(Dataset rows for apps and sites)
--- START ---

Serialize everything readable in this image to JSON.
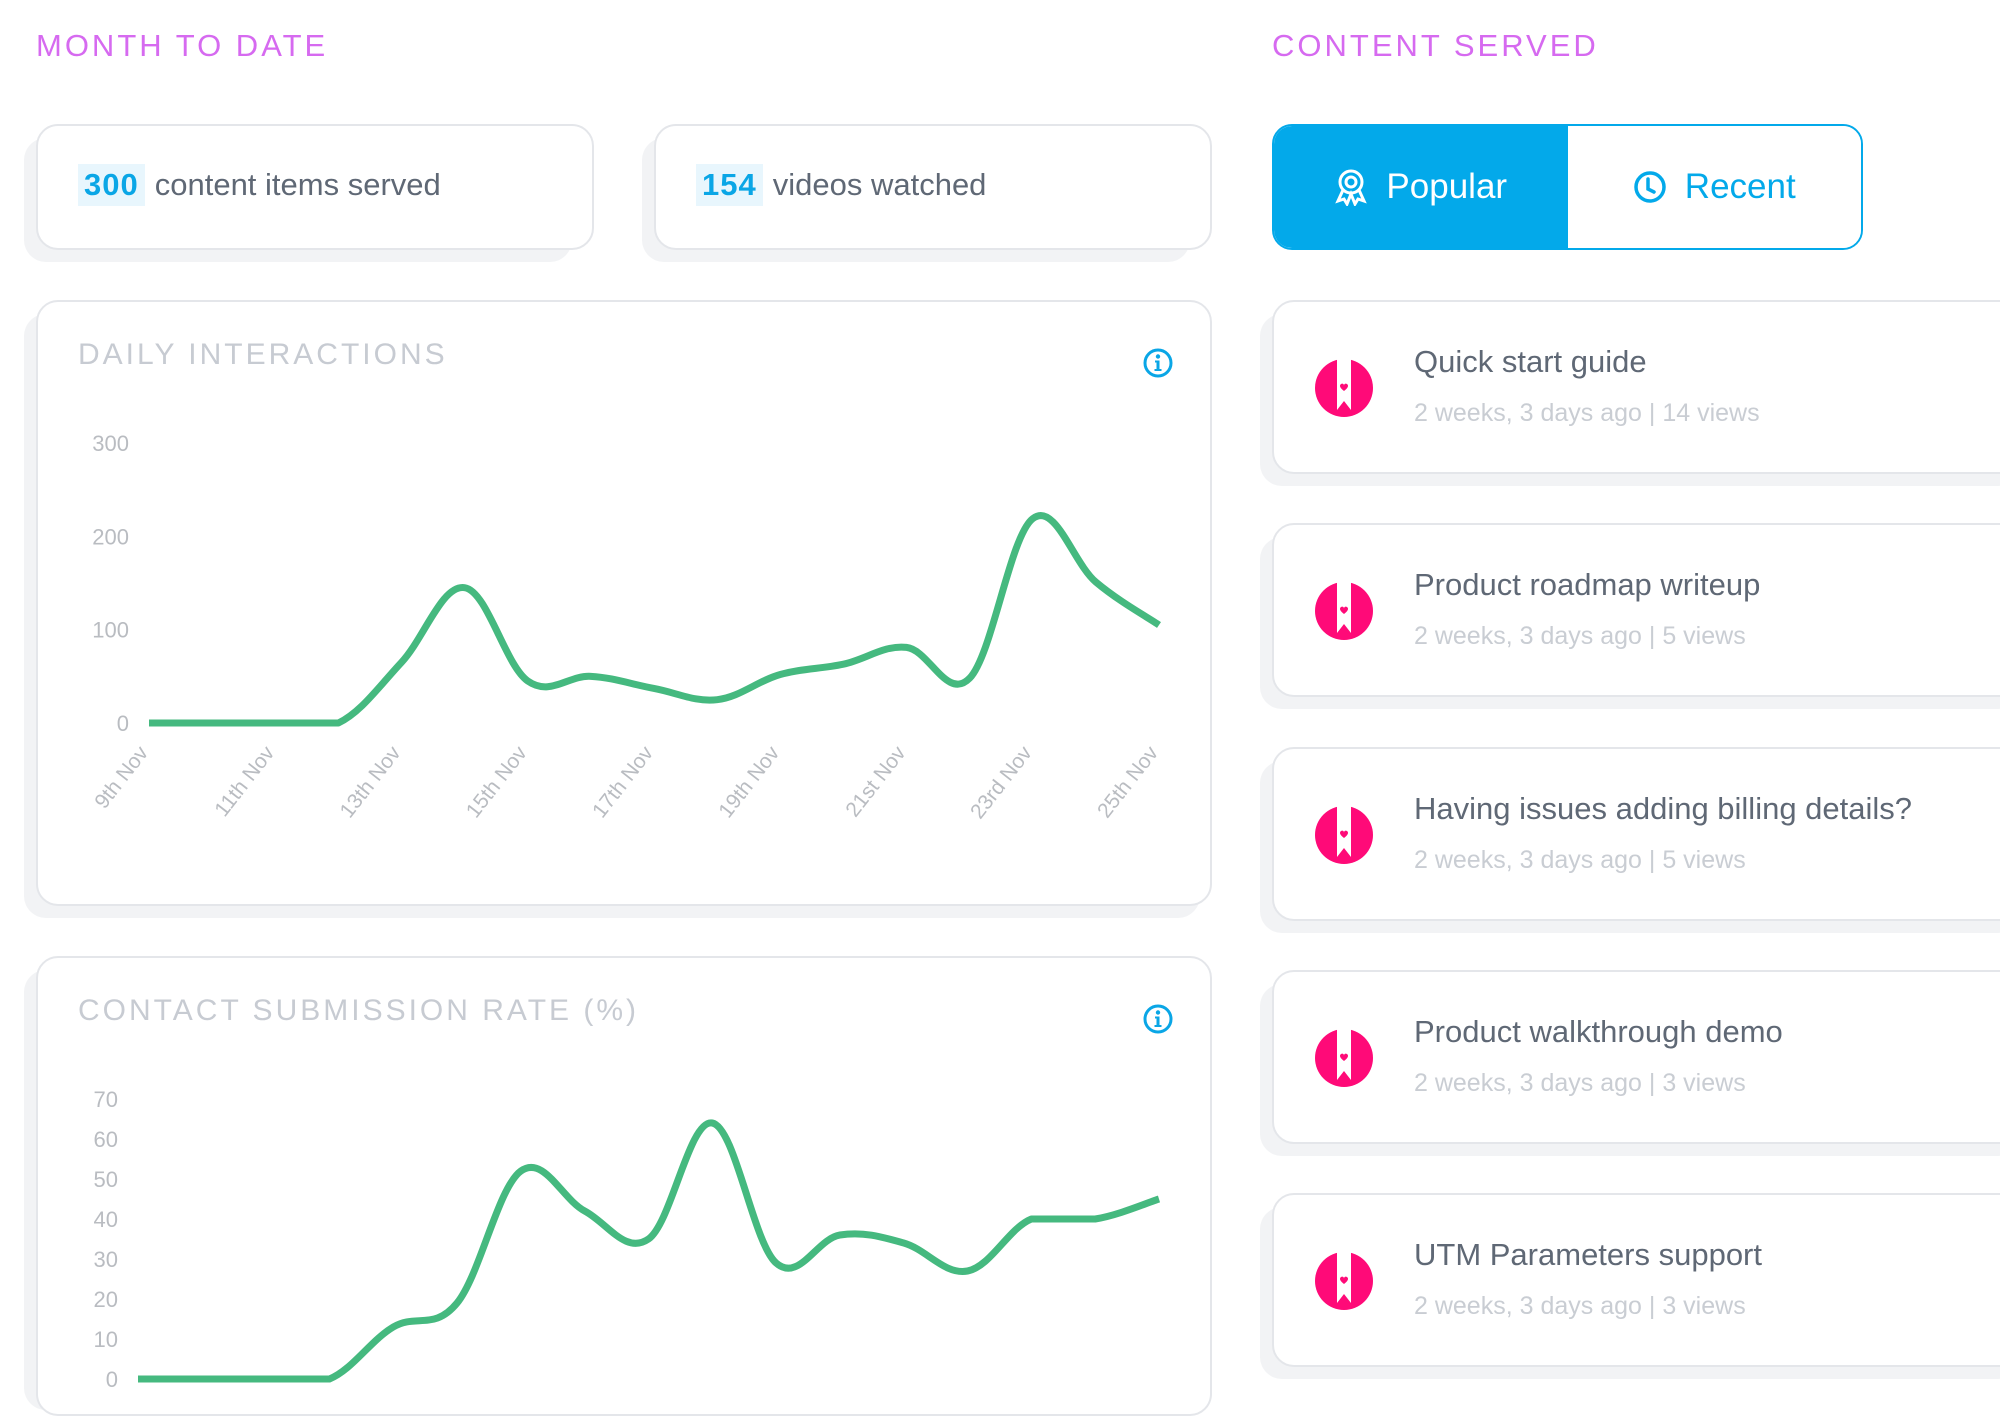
{
  "month_to_date": {
    "title": "MONTH TO DATE",
    "stats": [
      {
        "value": "300",
        "label": "content items served"
      },
      {
        "value": "154",
        "label": "videos watched"
      }
    ]
  },
  "content_served": {
    "title": "CONTENT SERVED",
    "tabs": [
      {
        "label": "Popular",
        "icon": "award-icon",
        "active": true
      },
      {
        "label": "Recent",
        "icon": "clock-icon",
        "active": false
      }
    ],
    "items": [
      {
        "title": "Quick start guide",
        "age": "2 weeks, 3 days ago",
        "views": "14 views"
      },
      {
        "title": "Product roadmap writeup",
        "age": "2 weeks, 3 days ago",
        "views": "5 views"
      },
      {
        "title": "Having issues adding billing details?",
        "age": "2 weeks, 3 days ago",
        "views": "5 views"
      },
      {
        "title": "Product walkthrough demo",
        "age": "2 weeks, 3 days ago",
        "views": "3 views"
      },
      {
        "title": "UTM Parameters support",
        "age": "2 weeks, 3 days ago",
        "views": "3 views"
      }
    ],
    "meta_separator": "|"
  },
  "colors": {
    "accent_purple": "#d66af0",
    "accent_blue": "#03a9ea",
    "line_green": "#45b97f",
    "doc_icon_pink": "#ff0a78"
  },
  "chart_data": [
    {
      "type": "line",
      "title": "DAILY INTERACTIONS",
      "xlabel": "",
      "ylabel": "",
      "x": [
        "9th Nov",
        "10th Nov",
        "11th Nov",
        "12th Nov",
        "13th Nov",
        "14th Nov",
        "15th Nov",
        "16th Nov",
        "17th Nov",
        "18th Nov",
        "19th Nov",
        "20th Nov",
        "21st Nov",
        "22nd Nov",
        "23rd Nov",
        "24th Nov",
        "25th Nov"
      ],
      "x_tick_labels": [
        "9th Nov",
        "11th Nov",
        "13th Nov",
        "15th Nov",
        "17th Nov",
        "19th Nov",
        "21st Nov",
        "23rd Nov",
        "25th Nov"
      ],
      "series": [
        {
          "name": "Interactions",
          "values": [
            0,
            0,
            0,
            0,
            65,
            145,
            45,
            50,
            37,
            25,
            52,
            63,
            81,
            48,
            219,
            151,
            105
          ]
        }
      ],
      "ylim": [
        0,
        300
      ],
      "y_ticks": [
        0,
        100,
        200,
        300
      ],
      "grid": false,
      "legend": "none",
      "smooth": true
    },
    {
      "type": "line",
      "title": "CONTACT SUBMISSION RATE (%)",
      "xlabel": "",
      "ylabel": "",
      "x": [
        "9th Nov",
        "10th Nov",
        "11th Nov",
        "12th Nov",
        "13th Nov",
        "14th Nov",
        "15th Nov",
        "16th Nov",
        "17th Nov",
        "18th Nov",
        "19th Nov",
        "20th Nov",
        "21st Nov",
        "22nd Nov",
        "23rd Nov",
        "24th Nov",
        "25th Nov"
      ],
      "series": [
        {
          "name": "Submission rate",
          "values": [
            0,
            0,
            0,
            0,
            13,
            19,
            52,
            42,
            35,
            64,
            29,
            36,
            34,
            27,
            40,
            40,
            45
          ]
        }
      ],
      "ylim": [
        0,
        70
      ],
      "y_ticks": [
        0,
        10,
        20,
        30,
        40,
        50,
        60,
        70
      ],
      "grid": false,
      "legend": "none",
      "smooth": true
    }
  ]
}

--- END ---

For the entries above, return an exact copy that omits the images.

Serialize everything readable in this image to JSON.
{
  "month_to_date": {
    "title": "MONTH TO DATE",
    "stats": [
      {
        "value": "300",
        "label": "content items served"
      },
      {
        "value": "154",
        "label": "videos watched"
      }
    ]
  },
  "content_served": {
    "title": "CONTENT SERVED",
    "tabs": [
      {
        "label": "Popular",
        "icon": "award-icon",
        "active": true
      },
      {
        "label": "Recent",
        "icon": "clock-icon",
        "active": false
      }
    ],
    "items": [
      {
        "title": "Quick start guide",
        "age": "2 weeks, 3 days ago",
        "views": "14 views"
      },
      {
        "title": "Product roadmap writeup",
        "age": "2 weeks, 3 days ago",
        "views": "5 views"
      },
      {
        "title": "Having issues adding billing details?",
        "age": "2 weeks, 3 days ago",
        "views": "5 views"
      },
      {
        "title": "Product walkthrough demo",
        "age": "2 weeks, 3 days ago",
        "views": "3 views"
      },
      {
        "title": "UTM Parameters support",
        "age": "2 weeks, 3 days ago",
        "views": "3 views"
      }
    ],
    "meta_separator": "|"
  },
  "colors": {
    "accent_purple": "#d66af0",
    "accent_blue": "#03a9ea",
    "line_green": "#45b97f",
    "doc_icon_pink": "#ff0a78"
  },
  "chart_data": [
    {
      "type": "line",
      "title": "DAILY INTERACTIONS",
      "xlabel": "",
      "ylabel": "",
      "x": [
        "9th Nov",
        "10th Nov",
        "11th Nov",
        "12th Nov",
        "13th Nov",
        "14th Nov",
        "15th Nov",
        "16th Nov",
        "17th Nov",
        "18th Nov",
        "19th Nov",
        "20th Nov",
        "21st Nov",
        "22nd Nov",
        "23rd Nov",
        "24th Nov",
        "25th Nov"
      ],
      "x_tick_labels": [
        "9th Nov",
        "11th Nov",
        "13th Nov",
        "15th Nov",
        "17th Nov",
        "19th Nov",
        "21st Nov",
        "23rd Nov",
        "25th Nov"
      ],
      "series": [
        {
          "name": "Interactions",
          "values": [
            0,
            0,
            0,
            0,
            65,
            145,
            45,
            50,
            37,
            25,
            52,
            63,
            81,
            48,
            219,
            151,
            105
          ]
        }
      ],
      "ylim": [
        0,
        300
      ],
      "y_ticks": [
        0,
        100,
        200,
        300
      ],
      "grid": false,
      "legend": "none",
      "smooth": true
    },
    {
      "type": "line",
      "title": "CONTACT SUBMISSION RATE (%)",
      "xlabel": "",
      "ylabel": "",
      "x": [
        "9th Nov",
        "10th Nov",
        "11th Nov",
        "12th Nov",
        "13th Nov",
        "14th Nov",
        "15th Nov",
        "16th Nov",
        "17th Nov",
        "18th Nov",
        "19th Nov",
        "20th Nov",
        "21st Nov",
        "22nd Nov",
        "23rd Nov",
        "24th Nov",
        "25th Nov"
      ],
      "series": [
        {
          "name": "Submission rate",
          "values": [
            0,
            0,
            0,
            0,
            13,
            19,
            52,
            42,
            35,
            64,
            29,
            36,
            34,
            27,
            40,
            40,
            45
          ]
        }
      ],
      "ylim": [
        0,
        70
      ],
      "y_ticks": [
        0,
        10,
        20,
        30,
        40,
        50,
        60,
        70
      ],
      "grid": false,
      "legend": "none",
      "smooth": true
    }
  ]
}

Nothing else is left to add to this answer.